### YOUR GOAL
Print back every record below, exactly as it stands.

** DATA FOR THIS EXERCISE follows **

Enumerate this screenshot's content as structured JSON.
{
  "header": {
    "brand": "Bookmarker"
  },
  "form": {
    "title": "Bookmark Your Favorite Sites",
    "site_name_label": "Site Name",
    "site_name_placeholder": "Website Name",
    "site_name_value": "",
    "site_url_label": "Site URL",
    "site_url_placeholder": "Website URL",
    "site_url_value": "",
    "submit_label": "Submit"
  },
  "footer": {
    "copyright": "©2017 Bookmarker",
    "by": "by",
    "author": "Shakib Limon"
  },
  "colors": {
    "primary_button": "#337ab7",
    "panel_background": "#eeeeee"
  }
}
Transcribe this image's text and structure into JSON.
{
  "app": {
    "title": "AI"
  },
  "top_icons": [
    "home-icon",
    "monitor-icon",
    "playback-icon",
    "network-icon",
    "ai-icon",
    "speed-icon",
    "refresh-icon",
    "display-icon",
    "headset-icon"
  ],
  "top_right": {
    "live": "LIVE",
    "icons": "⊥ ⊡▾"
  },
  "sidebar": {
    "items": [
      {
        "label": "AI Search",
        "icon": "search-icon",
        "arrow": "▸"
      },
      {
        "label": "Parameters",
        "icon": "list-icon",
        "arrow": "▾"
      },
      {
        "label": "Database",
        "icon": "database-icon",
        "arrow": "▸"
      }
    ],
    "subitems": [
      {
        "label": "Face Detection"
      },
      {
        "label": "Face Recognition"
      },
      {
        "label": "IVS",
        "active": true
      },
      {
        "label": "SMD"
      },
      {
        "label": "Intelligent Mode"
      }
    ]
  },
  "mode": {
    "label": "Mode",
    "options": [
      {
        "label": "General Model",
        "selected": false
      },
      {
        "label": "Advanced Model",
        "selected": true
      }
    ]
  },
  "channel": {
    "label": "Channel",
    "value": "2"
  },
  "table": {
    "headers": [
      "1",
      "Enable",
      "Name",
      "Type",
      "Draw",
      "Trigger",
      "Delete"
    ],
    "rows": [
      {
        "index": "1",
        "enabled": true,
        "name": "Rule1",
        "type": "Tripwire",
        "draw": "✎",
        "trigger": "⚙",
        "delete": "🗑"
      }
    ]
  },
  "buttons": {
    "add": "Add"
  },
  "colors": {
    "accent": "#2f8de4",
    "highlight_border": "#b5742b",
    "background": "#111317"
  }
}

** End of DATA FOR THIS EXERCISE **

### RESULT FOR THIS TASK
Enumerate this screenshot's content as structured JSON.
{
  "header": {
    "brand": "Bookmarker"
  },
  "form": {
    "title": "Bookmark Your Favorite Sites",
    "site_name_label": "Site Name",
    "site_name_placeholder": "Website Name",
    "site_name_value": "",
    "site_url_label": "Site URL",
    "site_url_placeholder": "Website URL",
    "site_url_value": "",
    "submit_label": "Submit"
  },
  "footer": {
    "copyright": "©2017 Bookmarker",
    "by": "by",
    "author": "Shakib Limon"
  },
  "colors": {
    "primary_button": "#337ab7",
    "panel_background": "#eeeeee"
  }
}
Transcribe this image's text and structure into JSON.
{
  "app": {
    "title": "AI"
  },
  "top_icons": [
    "home-icon",
    "monitor-icon",
    "playback-icon",
    "network-icon",
    "ai-icon",
    "speed-icon",
    "refresh-icon",
    "display-icon",
    "headset-icon"
  ],
  "top_right": {
    "live": "LIVE",
    "icons": "⊥ ⊡▾"
  },
  "sidebar": {
    "items": [
      {
        "label": "AI Search",
        "icon": "search-icon",
        "arrow": "▸"
      },
      {
        "label": "Parameters",
        "icon": "list-icon",
        "arrow": "▾"
      },
      {
        "label": "Database",
        "icon": "database-icon",
        "arrow": "▸"
      }
    ],
    "subitems": [
      {
        "label": "Face Detection"
      },
      {
        "label": "Face Recognition"
      },
      {
        "label": "IVS",
        "active": true
      },
      {
        "label": "SMD"
      },
      {
        "label": "Intelligent Mode"
      }
    ]
  },
  "mode": {
    "label": "Mode",
    "options": [
      {
        "label": "General Model",
        "selected": false
      },
      {
        "label": "Advanced Model",
        "selected": true
      }
    ]
  },
  "channel": {
    "label": "Channel",
    "value": "2"
  },
  "table": {
    "headers": [
      "1",
      "Enable",
      "Name",
      "Type",
      "Draw",
      "Trigger",
      "Delete"
    ],
    "rows": [
      {
        "index": "1",
        "enabled": true,
        "name": "Rule1",
        "type": "Tripwire",
        "draw": "✎",
        "trigger": "⚙",
        "delete": "🗑"
      }
    ]
  },
  "buttons": {
    "add": "Add"
  },
  "colors": {
    "accent": "#2f8de4",
    "highlight_border": "#b5742b",
    "background": "#111317"
  }
}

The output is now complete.